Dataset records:

- Opening Delimiter -

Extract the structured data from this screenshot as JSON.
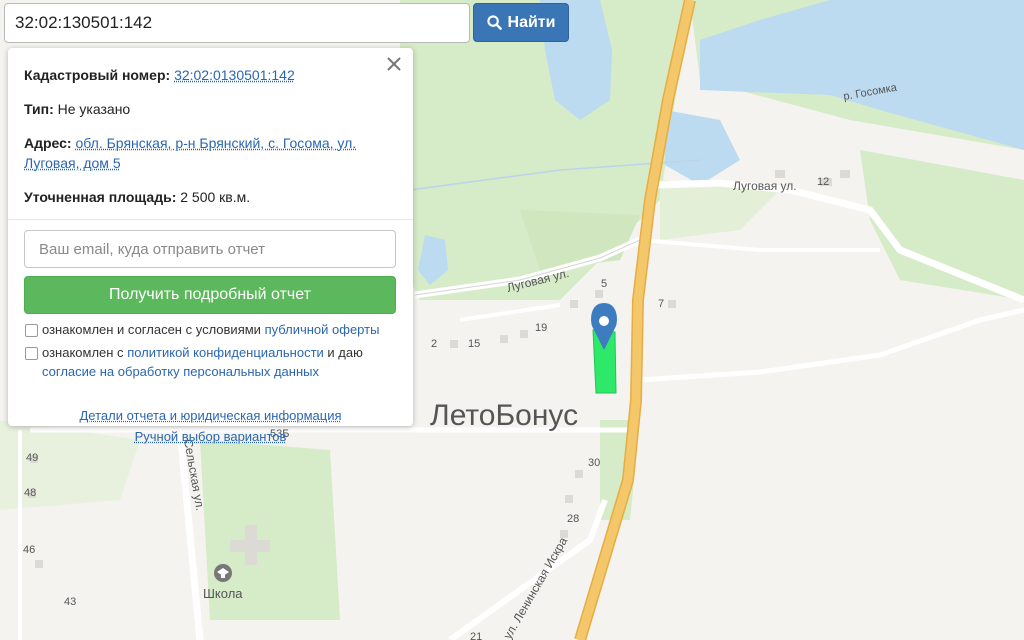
{
  "search": {
    "value": "32:02:130501:142",
    "button_label": "Найти"
  },
  "panel": {
    "cadastral_label": "Кадастровый номер:",
    "cadastral_value": "32:02:0130501:142",
    "type_label": "Тип:",
    "type_value": "Не указано",
    "address_label": "Адрес:",
    "address_line1": "обл. Брянская, р-н Брянский, с. Госома, ул.",
    "address_line2": "Луговая, дом 5",
    "area_label": "Уточненная площадь:",
    "area_value": "2 500 кв.м.",
    "email_placeholder": "Ваш email, куда отправить отчет",
    "report_button": "Получить подробный отчет",
    "consent1_text": "ознакомлен и согласен с условиями",
    "consent1_link": "публичной оферты",
    "consent2_text": "ознакомлен с",
    "consent2_link": "политикой конфиденциальности",
    "consent2_tail": "и даю",
    "consent2_link2": "согласие на обработку персональных данных",
    "details_link": "Детали отчета и юридическая информация",
    "manual_link": "Ручной выбор вариантов"
  },
  "map": {
    "colors": {
      "water": "#bcdaf0",
      "forest": "#d6ebc7",
      "road": "#f3c76a",
      "parcel": "#2ee86a",
      "marker": "#3e7cc0"
    },
    "labels": {
      "river": "р. Госомка",
      "street_lugovaya_1": "Луговая ул.",
      "street_lugovaya_2": "Луговая ул.",
      "street_selskaya": "Сельская ул.",
      "street_leninskaya": "ул. Ленинская Искра",
      "school": "Школа",
      "watermark": "ЛетоБонус"
    },
    "house_numbers": {
      "h12": "12",
      "h5": "5",
      "h7": "7",
      "h19": "19",
      "h15": "15",
      "h2": "2",
      "h53b": "53Б",
      "h49": "49",
      "h48": "48",
      "h46": "46",
      "h43": "43",
      "h30": "30",
      "h28": "28",
      "h21": "21"
    }
  }
}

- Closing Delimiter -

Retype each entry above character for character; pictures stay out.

Extract the structured data from this screenshot as JSON.
{
  "search": {
    "value": "32:02:130501:142",
    "button_label": "Найти"
  },
  "panel": {
    "cadastral_label": "Кадастровый номер:",
    "cadastral_value": "32:02:0130501:142",
    "type_label": "Тип:",
    "type_value": "Не указано",
    "address_label": "Адрес:",
    "address_line1": "обл. Брянская, р-н Брянский, с. Госома, ул.",
    "address_line2": "Луговая, дом 5",
    "area_label": "Уточненная площадь:",
    "area_value": "2 500 кв.м.",
    "email_placeholder": "Ваш email, куда отправить отчет",
    "report_button": "Получить подробный отчет",
    "consent1_text": "ознакомлен и согласен с условиями",
    "consent1_link": "публичной оферты",
    "consent2_text": "ознакомлен с",
    "consent2_link": "политикой конфиденциальности",
    "consent2_tail": "и даю",
    "consent2_link2": "согласие на обработку персональных данных",
    "details_link": "Детали отчета и юридическая информация",
    "manual_link": "Ручной выбор вариантов"
  },
  "map": {
    "colors": {
      "water": "#bcdaf0",
      "forest": "#d6ebc7",
      "road": "#f3c76a",
      "parcel": "#2ee86a",
      "marker": "#3e7cc0"
    },
    "labels": {
      "river": "р. Госомка",
      "street_lugovaya_1": "Луговая ул.",
      "street_lugovaya_2": "Луговая ул.",
      "street_selskaya": "Сельская ул.",
      "street_leninskaya": "ул. Ленинская Искра",
      "school": "Школа",
      "watermark": "ЛетоБонус"
    },
    "house_numbers": {
      "h12": "12",
      "h5": "5",
      "h7": "7",
      "h19": "19",
      "h15": "15",
      "h2": "2",
      "h53b": "53Б",
      "h49": "49",
      "h48": "48",
      "h46": "46",
      "h43": "43",
      "h30": "30",
      "h28": "28",
      "h21": "21"
    }
  }
}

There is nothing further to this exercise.